Last week, I was out in San Francisco and attended a reception for the Health 2.0 Conference in San Francisco put together by Matthew Holt and Indu Subaiya, MD. Unfortunately, I wasn't able to stay for the entire conference on Thursday, but I did talk to many of the folks who were presenting the next day.
I heard about a lot of fascinating projects and technologies that are making quite a buzz -- some involving social networking tools and some involving powerful new search engine capabilities.
But one thing kept nagging at me as I mingled with the crowd -- how is this going to impact people?
The power of social networking tools is that they give power back to people. Technology is all well and good, but for this to really take off, it will have to provide patients, caregivers or any individual with the ability to take charge of their own health care needs.

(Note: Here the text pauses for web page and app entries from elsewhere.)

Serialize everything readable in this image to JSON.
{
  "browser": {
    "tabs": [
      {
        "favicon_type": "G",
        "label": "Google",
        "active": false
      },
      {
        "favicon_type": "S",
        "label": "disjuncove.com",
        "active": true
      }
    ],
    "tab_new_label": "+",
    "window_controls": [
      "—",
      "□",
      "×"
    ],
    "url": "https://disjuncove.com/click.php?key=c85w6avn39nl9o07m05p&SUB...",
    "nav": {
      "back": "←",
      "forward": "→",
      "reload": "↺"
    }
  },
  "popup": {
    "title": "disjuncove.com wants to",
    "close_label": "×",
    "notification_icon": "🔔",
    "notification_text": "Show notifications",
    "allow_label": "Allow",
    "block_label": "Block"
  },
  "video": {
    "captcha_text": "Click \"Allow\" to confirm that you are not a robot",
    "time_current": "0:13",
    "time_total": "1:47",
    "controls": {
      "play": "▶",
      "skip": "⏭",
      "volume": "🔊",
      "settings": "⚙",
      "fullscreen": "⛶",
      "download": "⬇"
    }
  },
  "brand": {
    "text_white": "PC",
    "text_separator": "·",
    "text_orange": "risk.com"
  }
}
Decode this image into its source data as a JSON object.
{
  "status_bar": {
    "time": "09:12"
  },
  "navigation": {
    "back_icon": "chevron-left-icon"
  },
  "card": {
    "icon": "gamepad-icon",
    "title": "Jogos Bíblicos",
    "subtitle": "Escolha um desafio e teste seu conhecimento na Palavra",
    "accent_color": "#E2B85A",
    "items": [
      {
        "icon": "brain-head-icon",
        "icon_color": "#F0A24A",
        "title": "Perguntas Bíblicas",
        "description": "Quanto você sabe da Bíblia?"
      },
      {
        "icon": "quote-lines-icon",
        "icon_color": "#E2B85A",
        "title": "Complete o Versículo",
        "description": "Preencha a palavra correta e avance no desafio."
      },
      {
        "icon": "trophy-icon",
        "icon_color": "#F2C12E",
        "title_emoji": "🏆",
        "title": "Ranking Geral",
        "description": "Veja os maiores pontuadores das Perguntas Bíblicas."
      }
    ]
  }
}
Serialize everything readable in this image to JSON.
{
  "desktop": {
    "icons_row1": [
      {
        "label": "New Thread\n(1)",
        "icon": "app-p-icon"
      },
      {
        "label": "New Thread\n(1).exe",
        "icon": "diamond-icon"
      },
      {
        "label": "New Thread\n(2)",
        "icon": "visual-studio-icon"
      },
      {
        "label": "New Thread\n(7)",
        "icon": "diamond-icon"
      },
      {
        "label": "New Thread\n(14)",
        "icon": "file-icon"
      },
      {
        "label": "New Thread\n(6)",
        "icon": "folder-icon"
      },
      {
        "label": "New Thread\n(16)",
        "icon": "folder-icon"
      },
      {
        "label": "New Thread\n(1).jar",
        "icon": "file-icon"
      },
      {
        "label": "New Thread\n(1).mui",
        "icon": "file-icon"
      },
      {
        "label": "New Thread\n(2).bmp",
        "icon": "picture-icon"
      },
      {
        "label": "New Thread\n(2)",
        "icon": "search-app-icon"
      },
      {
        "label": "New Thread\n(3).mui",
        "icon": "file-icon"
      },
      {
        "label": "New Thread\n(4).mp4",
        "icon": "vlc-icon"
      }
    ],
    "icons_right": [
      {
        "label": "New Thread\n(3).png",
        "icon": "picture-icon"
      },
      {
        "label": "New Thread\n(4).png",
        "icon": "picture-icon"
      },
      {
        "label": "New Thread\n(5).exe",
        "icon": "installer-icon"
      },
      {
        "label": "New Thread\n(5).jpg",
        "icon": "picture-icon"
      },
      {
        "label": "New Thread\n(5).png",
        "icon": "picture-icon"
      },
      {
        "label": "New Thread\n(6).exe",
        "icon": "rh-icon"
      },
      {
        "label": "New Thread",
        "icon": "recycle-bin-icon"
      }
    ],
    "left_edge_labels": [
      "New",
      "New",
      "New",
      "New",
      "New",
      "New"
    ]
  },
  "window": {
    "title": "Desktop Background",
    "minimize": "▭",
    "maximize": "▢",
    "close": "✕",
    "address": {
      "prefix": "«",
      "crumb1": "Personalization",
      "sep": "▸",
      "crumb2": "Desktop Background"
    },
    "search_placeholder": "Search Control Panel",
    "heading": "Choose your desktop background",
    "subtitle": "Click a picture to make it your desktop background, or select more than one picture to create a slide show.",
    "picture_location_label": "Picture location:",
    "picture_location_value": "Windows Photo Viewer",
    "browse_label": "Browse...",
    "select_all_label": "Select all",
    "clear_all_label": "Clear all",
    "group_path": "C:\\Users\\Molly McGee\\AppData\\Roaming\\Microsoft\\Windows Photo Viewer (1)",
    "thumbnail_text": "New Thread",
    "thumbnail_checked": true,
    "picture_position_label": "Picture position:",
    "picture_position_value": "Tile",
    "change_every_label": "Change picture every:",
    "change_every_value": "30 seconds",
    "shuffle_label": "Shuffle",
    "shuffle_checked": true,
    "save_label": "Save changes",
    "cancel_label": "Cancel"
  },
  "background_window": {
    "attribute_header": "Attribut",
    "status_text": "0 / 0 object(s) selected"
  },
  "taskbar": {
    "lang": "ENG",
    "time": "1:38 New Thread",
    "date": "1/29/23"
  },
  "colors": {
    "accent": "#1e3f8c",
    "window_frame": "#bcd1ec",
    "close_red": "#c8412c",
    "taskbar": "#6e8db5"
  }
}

It sounds like this was a point that was raised at the event, as Fard Johnmar captured nicely in a post on the subject on Thursday:
Health is an emotional, highly charged and confusing issue for many. Technology can provide great comfort and increase efficiency, but we must remember that it’s about people first, technology second.
It's an important point, and one also raised some time ago by John Grohol in a discussion of the Health 2.0 movement.
Wish I could have been there for the entire event. Luckily my colleague Rob Halper was in attendence and I think he may blog his thoughts about this when he has a chance.